Economist expects limited impact from Japan's October tax hikeThe impact of the Oct. 1 consumption tax hike from the current 8 percent to 10 percent will be limited as mitigating measures are already in place, according to the chief economist at the Daiwa Institute of Research.“The economy is highly likely to be supported as countermeasures are fully prepared for low-income households and elderly people, who shouldered a heavy burden and slashed their consumption in the previous consumption tax rises,” said Chief Economist Mitsumaru Kumagai in a recent interview.Kumagai said that although world economic growth is slowing, the deceleration is also slow. He added that income and hiring environments are solid in Japan, with capital investment robust among nonmanufacturers.He also predicted that consumption is unlikely to slump after the tax hik安顺社区小学是哪个枣庄

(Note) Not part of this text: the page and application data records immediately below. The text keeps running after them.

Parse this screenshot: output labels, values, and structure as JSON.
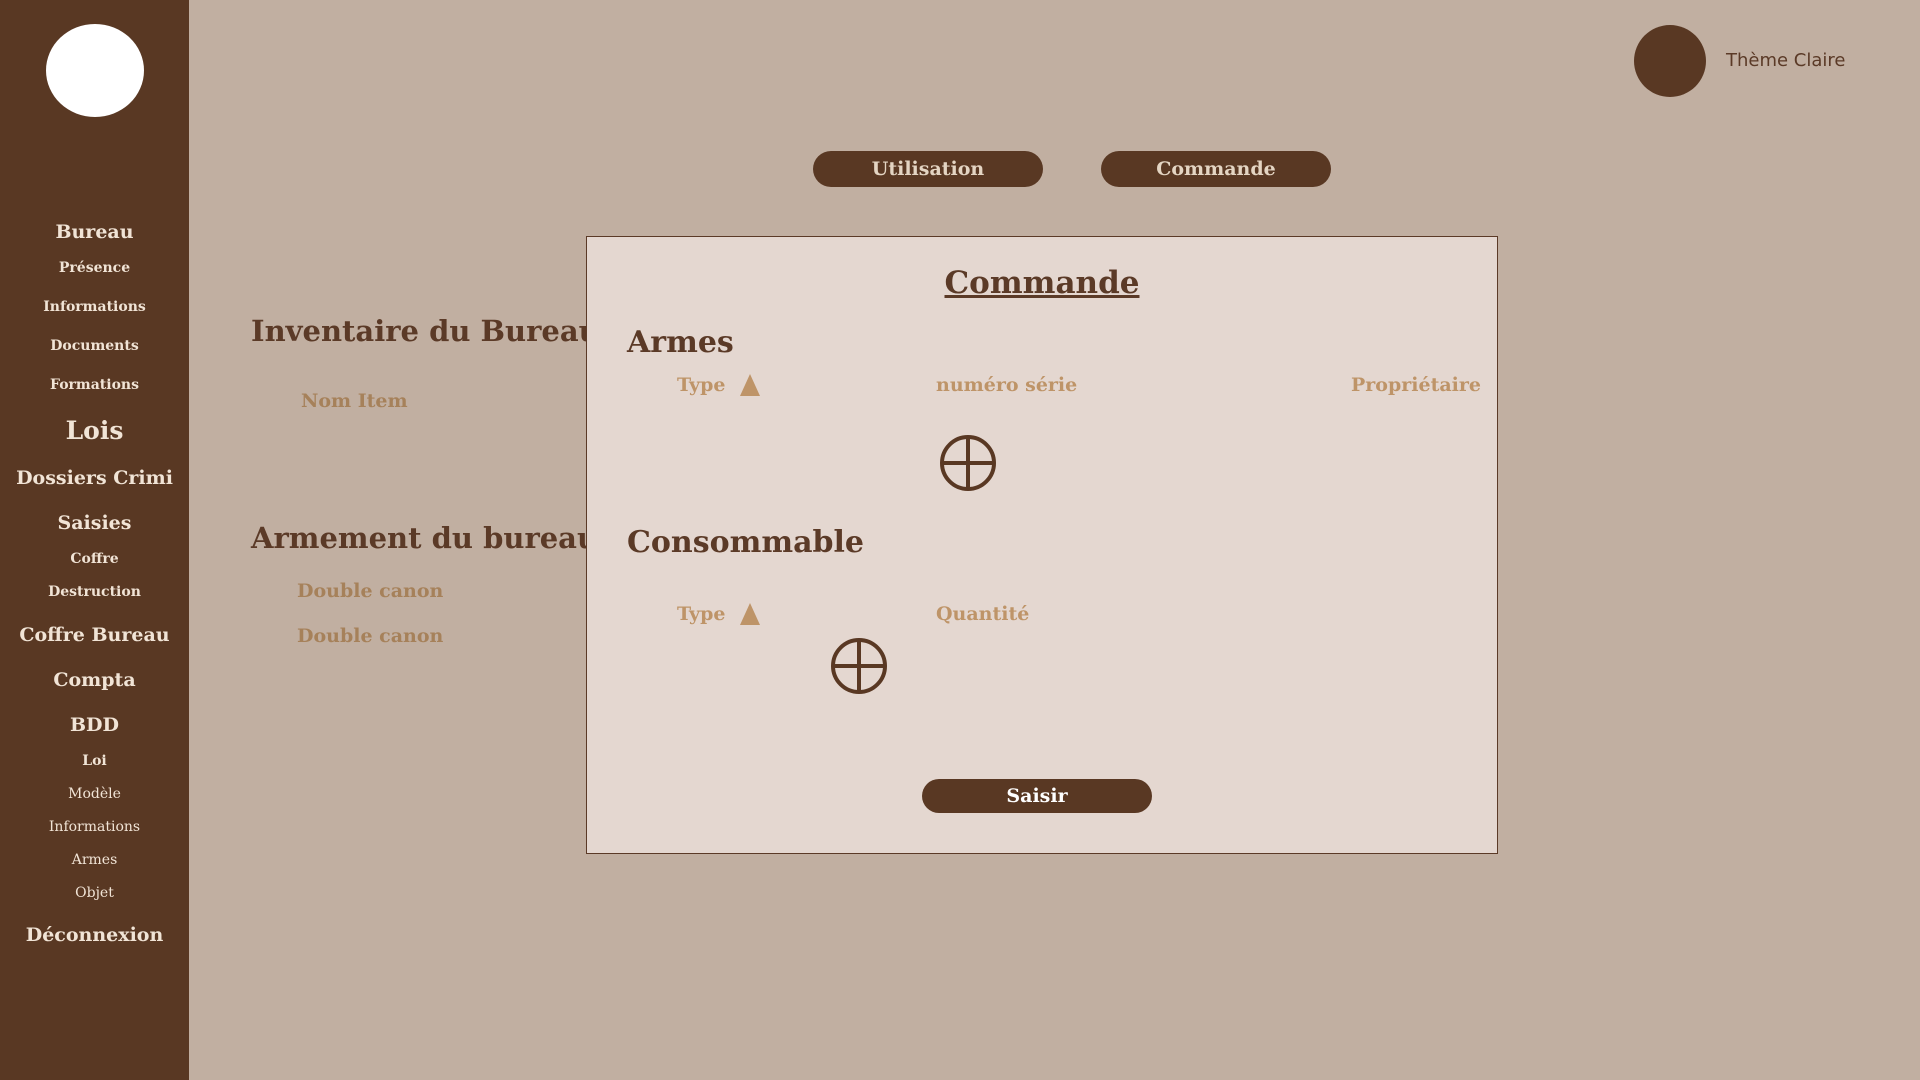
{
  "sidebar": {
    "items": [
      {
        "label": "Bureau"
      },
      {
        "label": "Présence"
      },
      {
        "label": "Informations"
      },
      {
        "label": "Documents"
      },
      {
        "label": "Formations"
      },
      {
        "label": "Lois"
      },
      {
        "label": "Dossiers Crimi"
      },
      {
        "label": "Saisies"
      },
      {
        "label": "Coffre"
      },
      {
        "label": "Destruction"
      },
      {
        "label": "Coffre Bureau"
      },
      {
        "label": "Compta"
      },
      {
        "label": "BDD"
      },
      {
        "label": "Loi"
      },
      {
        "label": "Modèle"
      },
      {
        "label": "Informations"
      },
      {
        "label": "Armes"
      },
      {
        "label": "Objet"
      },
      {
        "label": "Déconnexion"
      }
    ]
  },
  "header": {
    "theme_label": "Thème Claire",
    "tabs": [
      {
        "label": "Utilisation"
      },
      {
        "label": "Commande"
      }
    ]
  },
  "main": {
    "inventory_title": "Inventaire du Bureau",
    "inventory_col": "Nom Item",
    "armament_title": "Armement du bureau",
    "armament_items": [
      "Double canon",
      "Double canon"
    ]
  },
  "modal": {
    "title": "Commande",
    "weapons_title": "Armes",
    "weapons_cols": [
      "Type",
      "numéro série",
      "Propriétaire"
    ],
    "consumable_title": "Consommable",
    "consumable_cols": [
      "Type",
      "Quantité"
    ],
    "submit_label": "Saisir"
  },
  "colors": {
    "background": "#c1afa1",
    "sidebar": "#593823",
    "modal": "#e4d7d0",
    "accent_text": "#be9468"
  }
}
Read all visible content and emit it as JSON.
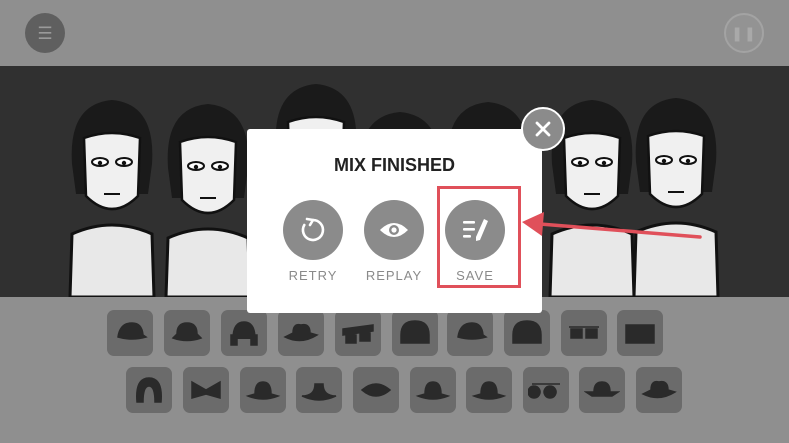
{
  "topbar": {
    "menu_icon": "menu-icon",
    "menu_glyph": "☰",
    "pause_icon": "pause-icon",
    "pause_glyph": "❚❚"
  },
  "stage": {
    "character_count": 8,
    "background": "#303030"
  },
  "dialog": {
    "title": "MIX FINISHED",
    "actions": [
      {
        "label": "RETRY",
        "icon": "retry-icon"
      },
      {
        "label": "REPLAY",
        "icon": "eye-icon"
      },
      {
        "label": "SAVE",
        "icon": "save-edit-icon"
      }
    ],
    "close_icon": "close-icon"
  },
  "tray": {
    "row1_icons": [
      "cap-icon",
      "bowler-hat-icon",
      "headphones-icon",
      "fedora-icon",
      "glasses-icon",
      "helmet-icon",
      "cap-icon",
      "helmet-icon",
      "sunglasses-icon",
      "speaker-icon"
    ],
    "row2_icons": [
      "hood-icon",
      "bowtie-icon",
      "hat-icon",
      "sombrero-icon",
      "headband-icon",
      "hat-icon",
      "hat-icon",
      "goggles-icon",
      "wide-brim-hat-icon",
      "fedora-icon"
    ]
  },
  "annotation": {
    "highlight_color": "#e0505a"
  }
}
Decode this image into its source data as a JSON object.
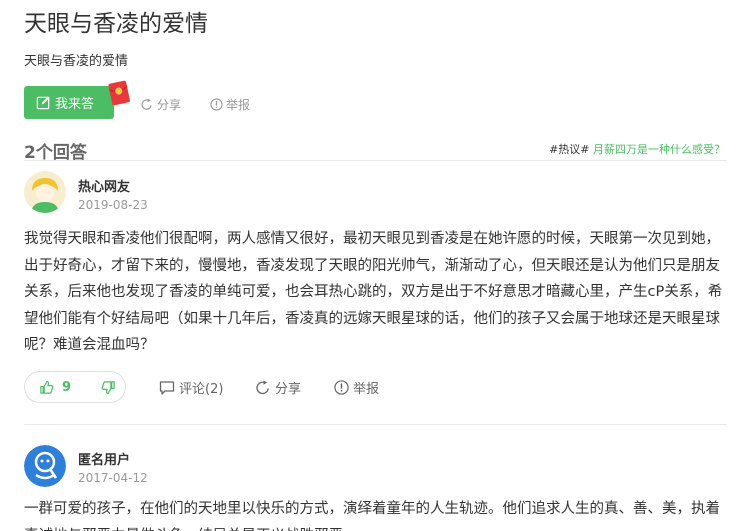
{
  "question": {
    "title": "天眼与香凌的爱情",
    "description": "天眼与香凌的爱情",
    "answer_button": "我来答",
    "share": "分享",
    "report": "举报"
  },
  "answers_header": "2个回答",
  "hot_topic": {
    "tag": "#热议#",
    "link": "月薪四万是一种什么感受？"
  },
  "answers": [
    {
      "user": "热心网友",
      "date": "2019-08-23",
      "text": "我觉得天眼和香凌他们很配啊，两人感情又很好，最初天眼见到香凌是在她许愿的时候，天眼第一次见到她，出于好奇心，才留下来的，慢慢地，香凌发现了天眼的阳光帅气，渐渐动了心，但天眼还是认为他们只是朋友关系，后来他也发现了香凌的单纯可爱，也会耳热心跳的，双方是出于不好意思才暗藏心里，产生cP关系，希望他们能有个好结局吧（如果十几年后，香凌真的远嫁天眼星球的话，他们的孩子又会属于地球还是天眼星球呢？难道会混血吗？",
      "likes": "9",
      "comment": "评论(2)",
      "share": "分享",
      "report": "举报"
    },
    {
      "user": "匿名用户",
      "date": "2017-04-12",
      "text": "一群可爱的孩子，在他们的天地里以快乐的方式，演绎着童年的人生轨迹。他们追求人生的真、善、美，执着真诚地与邪恶力量做斗争，结局总是正义战胜邪恶。"
    }
  ],
  "colors": {
    "accent": "#4cbd64",
    "muted": "#999999"
  }
}
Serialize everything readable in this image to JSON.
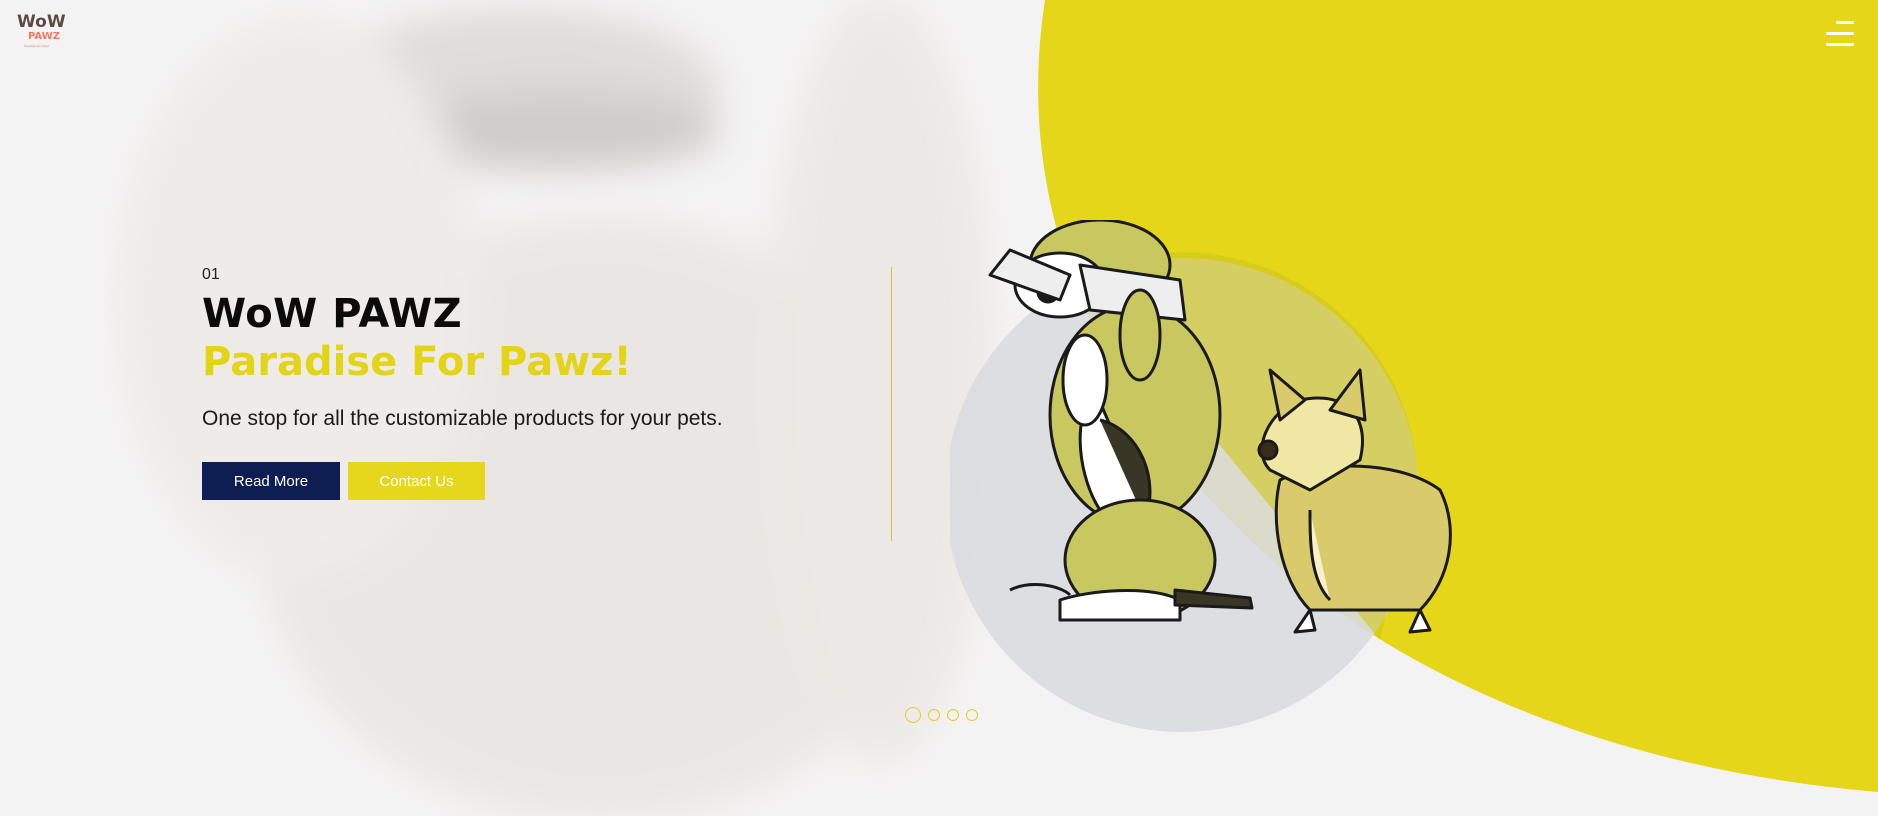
{
  "brand": {
    "logo_line1": "WoW",
    "logo_line2": "PAWZ",
    "logo_tagline": "Paradise For Pawz",
    "accent": "#e6d61c",
    "navy": "#0e1d52",
    "logo_color": "#f07a64"
  },
  "header": {
    "menu_icon": "hamburger-menu-icon"
  },
  "hero": {
    "slide_number": "01",
    "title": "WoW PAWZ",
    "subtitle": "Paradise For Pawz!",
    "description": "One stop for all the customizable products for your pets.",
    "read_more_label": "Read More",
    "contact_label": "Contact Us"
  },
  "slider": {
    "total": 4,
    "active": 1
  },
  "illustration": {
    "icon": "dogs-illustration-icon"
  }
}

e, considering that last-minute demand has been small so far.There is a possibility, however, that there may be inconsistencies between countermeasures, as they were decided by officials at the Prime Minister’s Office and the details were worked out later, Kumagai said.For example, the promotion of cashless payments is not only meant as an economy-boosting measure but also as a move to broaden adoption of payments by means other than cash, he said.“We have to brace for a situation in which things don’t work out as expected,” Kumagai warned.The upcoming tax hike is meaningful as it will put a brake on Japan’s fiscal deterioration to a certain degree, according to Kumagai.“Japan is in the worst fiscal situation among developed countries,” he said. “The important thing is to have the Japanese people experience a successful tax hike.”According to Kumagai, it is necessary to raise the consumption tax to over 20 percent by the 2030s.“The 10 percent rate is not a goal. It’s crucial to persuade the public (of such a necessity) tenaciously,” he added.TwitterFacebookLinkedInGET THE BEST OF THE JAPAN TIMESIN FIVE EASY PIECES WITH TAKE 5Mail the editorError ReportRepublishingCommenting PolicyJOIN THE CONVERSATIONLATEST BUSINESS STORIESWorkplace equality 'decades away' in Britain as men dominate top jobsEquality for women at work is decades away in Britain, according to a study released Monday that found just 6 percent of chief executives at leading companies are female, with representation in som...Tsai's election victory set to bolster Taiwan's buoyant marketsA winning run for Taiwan's financial markets is set to be reinforced by Saturday's landslide election victory for President Tsai Ing-wen.That's the view of market watchers and analysts, with th...Ex-drug company execs face reckoning in opioid bribery caseThe founder and former top employees of a pharmaceutical company are facing a reckoning for their role in a bribery scheme that prosecutors say boosted sales of a powerful, highly addictive painkil...